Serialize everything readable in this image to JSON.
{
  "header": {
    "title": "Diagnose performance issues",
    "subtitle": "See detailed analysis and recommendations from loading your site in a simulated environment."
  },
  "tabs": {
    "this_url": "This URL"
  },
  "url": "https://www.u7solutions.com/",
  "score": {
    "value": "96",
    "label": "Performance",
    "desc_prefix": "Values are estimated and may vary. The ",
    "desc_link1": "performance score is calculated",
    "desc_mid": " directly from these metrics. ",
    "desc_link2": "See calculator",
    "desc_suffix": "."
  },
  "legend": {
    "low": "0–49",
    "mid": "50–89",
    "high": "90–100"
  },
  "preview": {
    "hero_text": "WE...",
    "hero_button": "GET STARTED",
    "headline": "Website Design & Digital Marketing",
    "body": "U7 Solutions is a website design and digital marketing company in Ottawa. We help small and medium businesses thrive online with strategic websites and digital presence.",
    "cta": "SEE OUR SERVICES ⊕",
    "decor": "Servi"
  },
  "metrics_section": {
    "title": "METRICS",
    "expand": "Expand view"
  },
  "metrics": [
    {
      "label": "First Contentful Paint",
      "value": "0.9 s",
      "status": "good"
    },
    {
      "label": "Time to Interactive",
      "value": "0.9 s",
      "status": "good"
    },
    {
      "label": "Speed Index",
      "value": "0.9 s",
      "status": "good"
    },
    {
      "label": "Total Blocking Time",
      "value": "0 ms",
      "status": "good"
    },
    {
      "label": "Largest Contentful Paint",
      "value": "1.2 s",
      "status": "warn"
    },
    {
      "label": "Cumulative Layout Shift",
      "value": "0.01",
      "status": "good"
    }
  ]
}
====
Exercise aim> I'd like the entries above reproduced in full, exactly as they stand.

Response>
Serialize everything readable in this image to JSON.
{
  "header": {
    "title": "Diagnose performance issues",
    "subtitle": "See detailed analysis and recommendations from loading your site in a simulated environment."
  },
  "tabs": {
    "this_url": "This URL"
  },
  "url": "https://www.u7solutions.com/",
  "score": {
    "value": "96",
    "label": "Performance",
    "desc_prefix": "Values are estimated and may vary. The ",
    "desc_link1": "performance score is calculated",
    "desc_mid": " directly from these metrics. ",
    "desc_link2": "See calculator",
    "desc_suffix": "."
  },
  "legend": {
    "low": "0–49",
    "mid": "50–89",
    "high": "90–100"
  },
  "preview": {
    "hero_text": "WE...",
    "hero_button": "GET STARTED",
    "headline": "Website Design & Digital Marketing",
    "body": "U7 Solutions is a website design and digital marketing company in Ottawa. We help small and medium businesses thrive online with strategic websites and digital presence.",
    "cta": "SEE OUR SERVICES ⊕",
    "decor": "Servi"
  },
  "metrics_section": {
    "title": "METRICS",
    "expand": "Expand view"
  },
  "metrics": [
    {
      "label": "First Contentful Paint",
      "value": "0.9 s",
      "status": "good"
    },
    {
      "label": "Time to Interactive",
      "value": "0.9 s",
      "status": "good"
    },
    {
      "label": "Speed Index",
      "value": "0.9 s",
      "status": "good"
    },
    {
      "label": "Total Blocking Time",
      "value": "0 ms",
      "status": "good"
    },
    {
      "label": "Largest Contentful Paint",
      "value": "1.2 s",
      "status": "warn"
    },
    {
      "label": "Cumulative Layout Shift",
      "value": "0.01",
      "status": "good"
    }
  ]
}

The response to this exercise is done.